Goal of the exercise
Among the lines of the records below, copy those that hold the word "kind".

Material shown
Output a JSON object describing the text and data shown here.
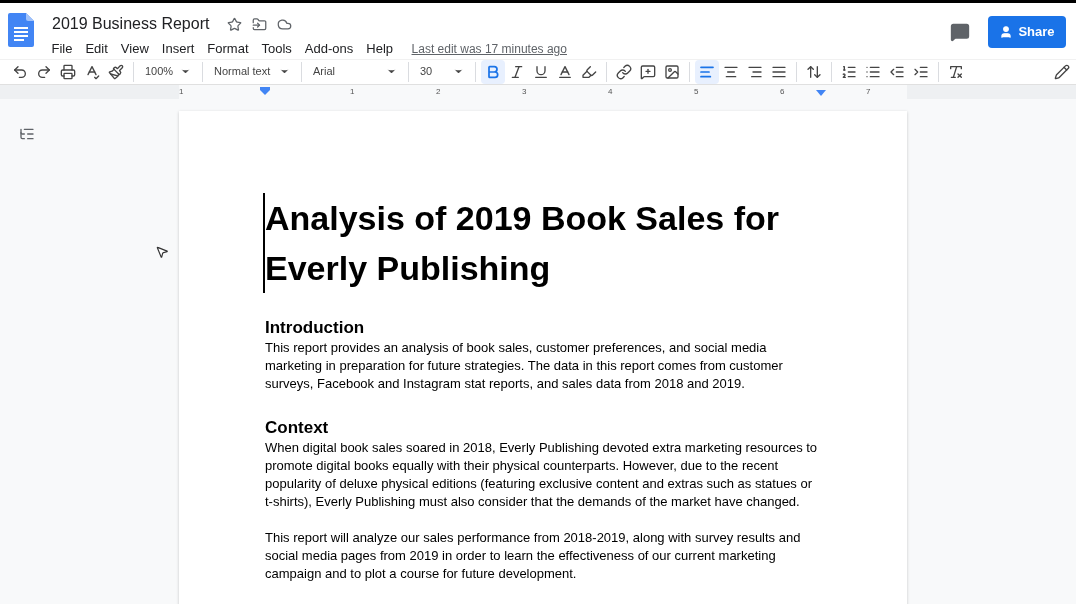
{
  "document_title": "2019 Business Report",
  "menu": [
    "File",
    "Edit",
    "View",
    "Insert",
    "Format",
    "Tools",
    "Add-ons",
    "Help"
  ],
  "last_edit": "Last edit was 17 minutes ago",
  "share_button": "Share",
  "toolbar": {
    "zoom": "100%",
    "style": "Normal text",
    "font": "Arial",
    "font_size": "30",
    "formatting": [
      {
        "kind": "bold",
        "selected": true
      },
      {
        "kind": "italic",
        "selected": false
      },
      {
        "kind": "underline",
        "selected": false
      }
    ],
    "alignment": [
      {
        "kind": "left",
        "selected": true
      },
      {
        "kind": "center",
        "selected": false
      },
      {
        "kind": "right",
        "selected": false
      },
      {
        "kind": "justify",
        "selected": false
      }
    ]
  },
  "ruler": [
    "1",
    "1",
    "2",
    "3",
    "4",
    "5",
    "6",
    "7"
  ],
  "document": {
    "title": "Analysis of 2019 Book Sales for Everly Publishing",
    "sections": [
      {
        "heading": "Introduction",
        "paragraphs": [
          "This report provides an analysis of book sales, customer preferences, and social media marketing in preparation for future strategies. The data in this report comes from customer surveys, Facebook and Instagram stat reports, and sales data from 2018 and 2019."
        ]
      },
      {
        "heading": "Context",
        "paragraphs": [
          "When digital book sales soared in 2018, Everly Publishing devoted extra marketing resources to promote digital books equally with their physical counterparts. However, due to the recent popularity of deluxe physical editions (featuring exclusive content and extras such as statues or t-shirts), Everly Publishing must also consider that the demands of the market have changed.",
          "This report will analyze our sales performance from 2018-2019, along with survey results and social media pages from 2019 in order to learn the effectiveness of our current marketing campaign and to plot a course for future development."
        ]
      }
    ]
  }
}
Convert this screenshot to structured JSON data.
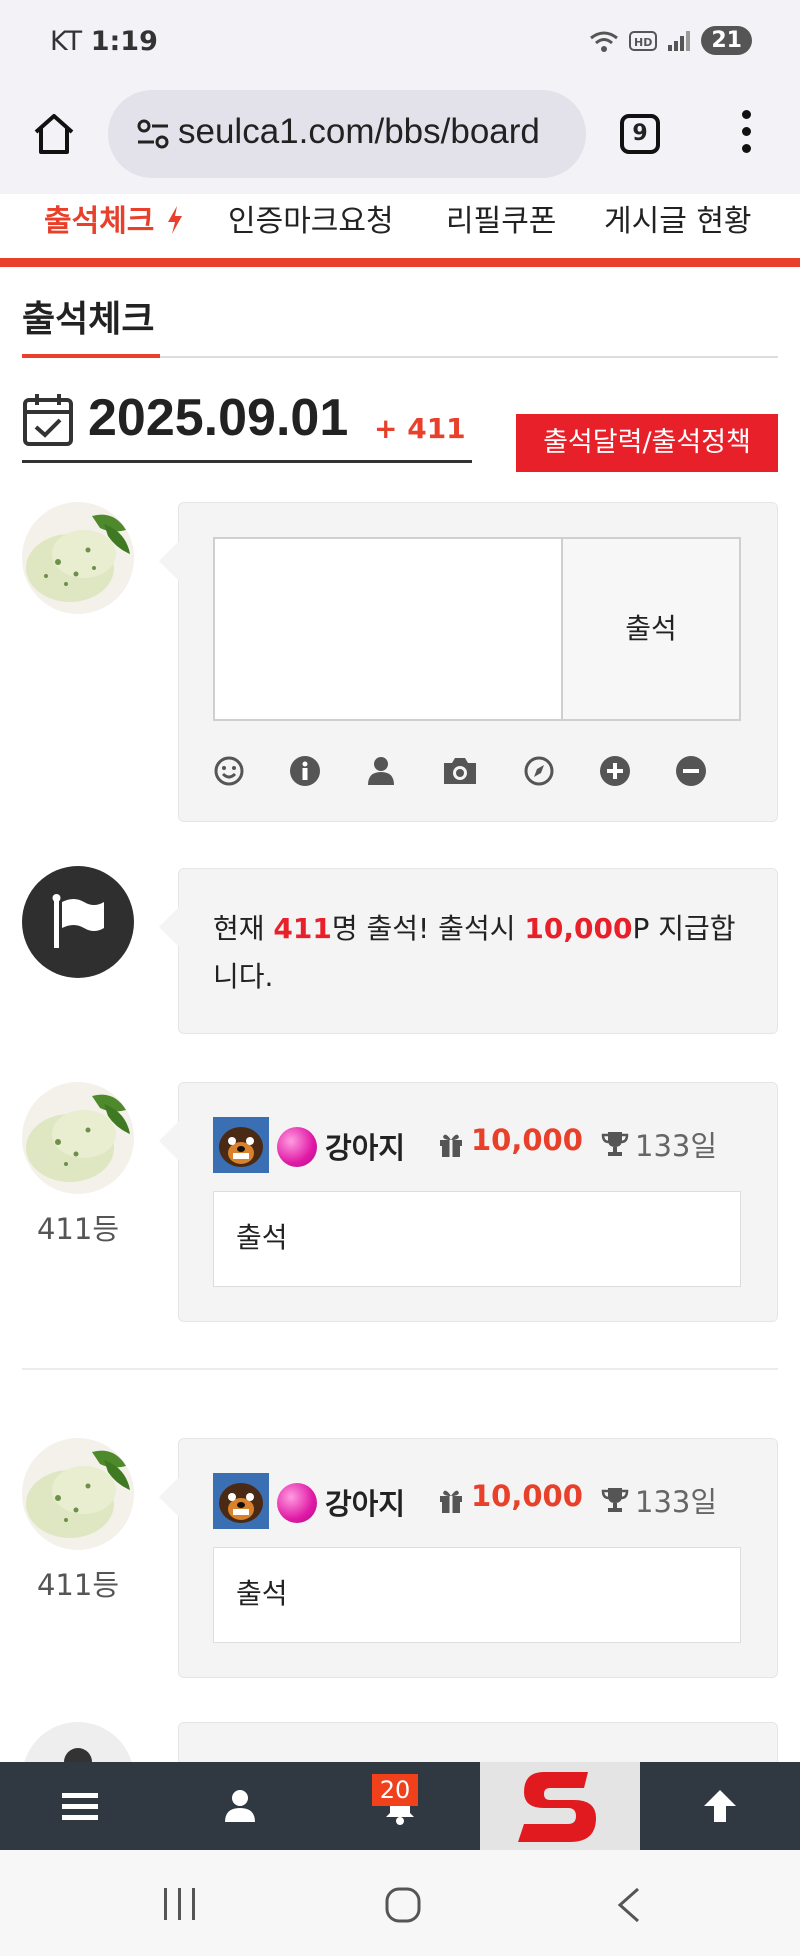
{
  "status_bar": {
    "carrier": "KT",
    "time": "1:19",
    "battery": "21"
  },
  "browser": {
    "url": "seulca1.com/bbs/board",
    "tab_count": "9"
  },
  "nav": {
    "items": [
      "출석체크",
      "인증마크요청",
      "리필쿠폰",
      "게시글 현황"
    ],
    "active_index": 0
  },
  "page": {
    "title": "출석체크",
    "date": "2025.09.01",
    "count": "+ 411",
    "calendar_button": "출석달력/출석정책"
  },
  "form": {
    "submit_label": "출석",
    "tools": [
      "smile-icon",
      "info-icon",
      "user-icon",
      "camera-icon",
      "compass-icon",
      "plus-circle-icon",
      "minus-circle-icon"
    ]
  },
  "notice": {
    "prefix": "현재 ",
    "count": "411",
    "middle": "명 출석! 출석시 ",
    "points": "10,000",
    "suffix": "P 지급합니다."
  },
  "entries": [
    {
      "rank": "411등",
      "nickname": "강아지",
      "points": "10,000",
      "days": "133일",
      "comment": "출석"
    },
    {
      "rank": "411등",
      "nickname": "강아지",
      "points": "10,000",
      "days": "133일",
      "comment": "출석"
    }
  ],
  "bottom_bar": {
    "notification_count": "20"
  },
  "colors": {
    "accent": "#e8402a",
    "button_red": "#e8202a",
    "bar_dark": "#303841"
  }
}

Solution to this problem
        "kind": "bold",
        "kind": "italic",
        "kind": "underline",
        "kind": "left",
        "kind": "center",
        "kind": "right",
        "kind": "justify",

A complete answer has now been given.